Resource Sharing and Collaboration
Highly collaborative and integrated pipelines like MLOps cannot function effectively with siloes. This makes it critical to foster a culture of resource sharing and collaboration in your team. Lessons learned from each project cycle should be captured and disseminated so the entire team can adjust their strategies for the next sprint.
To facilitate this knowledge sharing, documentation should be standardized and made accessible in a wiki or other centralized repository so that current and future teammates can learn the team's best practices. These records also provide a reference for how your organization's MLOps strategy has evolved.
Successful MLOps pipelines rely heavily on data scientists and machine learning engineers to build, deploy, and operate machine learning applications. The data scientist must bring deep expertise in practical applications of data and the organization's data sets. The machine learning engineer must have both data and IT operations skills, including security and architecture considerations.
Given the broad skills and experience necessary, it is more effective to onboard or transition full-time employees to ensure the many duties of these roles are supported versus trying to add these responsibilities to another data professional's job description.
Challenges for MLOps Implementation

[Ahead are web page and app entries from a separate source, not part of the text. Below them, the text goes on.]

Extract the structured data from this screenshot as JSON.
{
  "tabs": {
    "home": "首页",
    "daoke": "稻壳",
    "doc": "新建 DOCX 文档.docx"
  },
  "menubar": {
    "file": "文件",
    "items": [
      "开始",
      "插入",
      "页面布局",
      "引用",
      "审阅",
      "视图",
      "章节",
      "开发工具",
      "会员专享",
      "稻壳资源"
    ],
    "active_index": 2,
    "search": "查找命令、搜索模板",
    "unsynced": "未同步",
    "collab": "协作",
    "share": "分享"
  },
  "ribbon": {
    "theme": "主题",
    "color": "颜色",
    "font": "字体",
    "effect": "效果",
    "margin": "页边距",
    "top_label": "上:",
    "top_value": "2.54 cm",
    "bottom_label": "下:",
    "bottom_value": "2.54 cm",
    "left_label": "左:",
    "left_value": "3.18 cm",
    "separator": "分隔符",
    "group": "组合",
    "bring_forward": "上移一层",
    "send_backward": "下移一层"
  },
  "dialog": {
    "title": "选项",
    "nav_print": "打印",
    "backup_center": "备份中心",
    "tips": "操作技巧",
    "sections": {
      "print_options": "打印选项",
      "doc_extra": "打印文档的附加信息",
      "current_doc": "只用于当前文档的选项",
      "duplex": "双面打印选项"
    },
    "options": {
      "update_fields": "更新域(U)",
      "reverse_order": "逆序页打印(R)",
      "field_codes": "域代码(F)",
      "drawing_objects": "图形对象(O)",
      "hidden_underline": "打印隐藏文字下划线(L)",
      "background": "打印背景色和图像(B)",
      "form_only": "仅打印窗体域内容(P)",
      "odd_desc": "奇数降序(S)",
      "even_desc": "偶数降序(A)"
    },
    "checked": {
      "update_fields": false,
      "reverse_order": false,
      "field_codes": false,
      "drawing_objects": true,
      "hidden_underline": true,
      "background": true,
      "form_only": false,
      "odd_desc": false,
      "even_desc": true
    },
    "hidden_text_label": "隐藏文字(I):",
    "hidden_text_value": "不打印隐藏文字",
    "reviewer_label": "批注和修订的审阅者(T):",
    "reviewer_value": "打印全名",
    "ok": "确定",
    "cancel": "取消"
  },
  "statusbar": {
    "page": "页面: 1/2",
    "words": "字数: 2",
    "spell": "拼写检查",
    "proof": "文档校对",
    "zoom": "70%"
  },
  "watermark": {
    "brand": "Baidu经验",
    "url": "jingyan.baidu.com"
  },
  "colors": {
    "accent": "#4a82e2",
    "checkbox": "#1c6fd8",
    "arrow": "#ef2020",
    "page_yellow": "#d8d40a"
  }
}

Though MLOps offers a repeatable and efficient pathway to achieve predictive intelligence for your business, it also comes with challenges to consider when implementing an MLOps model.
1. Feasibility is dictated by data.
A major reason that the data collection and training phases have been added to the traditional DevOps pipeline is that these are a prerequisite before building the application. You may find that the questions you are looking to answer with the ML model can't be answered with the data available to your organization. Or, the model can't be trained to return reliable results.
In either case, there is no point in moving forward when the building blocks of the ML model are not present. Always keep in mind that feasibility is dictated by the data and that not every project will reach the finish line. It's better to have fewer but more trusted models than to produce unreliable insights for your organization.
2. Monitoring is more crucial to ensure predictions remain reliable.
As discussed before, model drift is a serious concern in ML applications. Data trends can change over time, and with many organizations building data pipelines with the ability to stream data in real-time, that change can happen in a matter of seconds.
Strong monitoring strategies will help ML engineers initiate retraining to prevent model drift before predictions are too heavily skewed. Monitoring also mitigates the more traditional concerns of outages and performance loss that are the focus of the DevOps model.
3. Deep data expertise is needed to achieve the best results.
Though both play a critical role in MLOps, data scientists outweigh machine learning engineers in some respects. Why? Because the initial phases of data collection and model training will make or break the project.
Deep data expertise goes beyond knowing data types and ML algorithms, though these are certainly important. The data scientist needs to understand the catalog of data available in the organization and which data sets are better suited to certain questions than others.
They will also determine the best model designs to use and how the model should interpret different trends in the data. This not only decides whether an MLOps application can move forward but will also directly affect how reliable the insights provided by the model are in the long run.
MLOps provides the path to advanced analytics.
As organizations look for new ways to leverage the vast amounts of data produced and collected every day, they are turning to advanced use cases like AI and ML. To achieve the predictive intelligence these technologies offer, they have repurposed their existing DevOps workflows into new MLOps models. Though this transition poses challenges, with established best practices and a focus on quality data, MLOps offers a viable pathway to produce advanced insights for your organization at scale.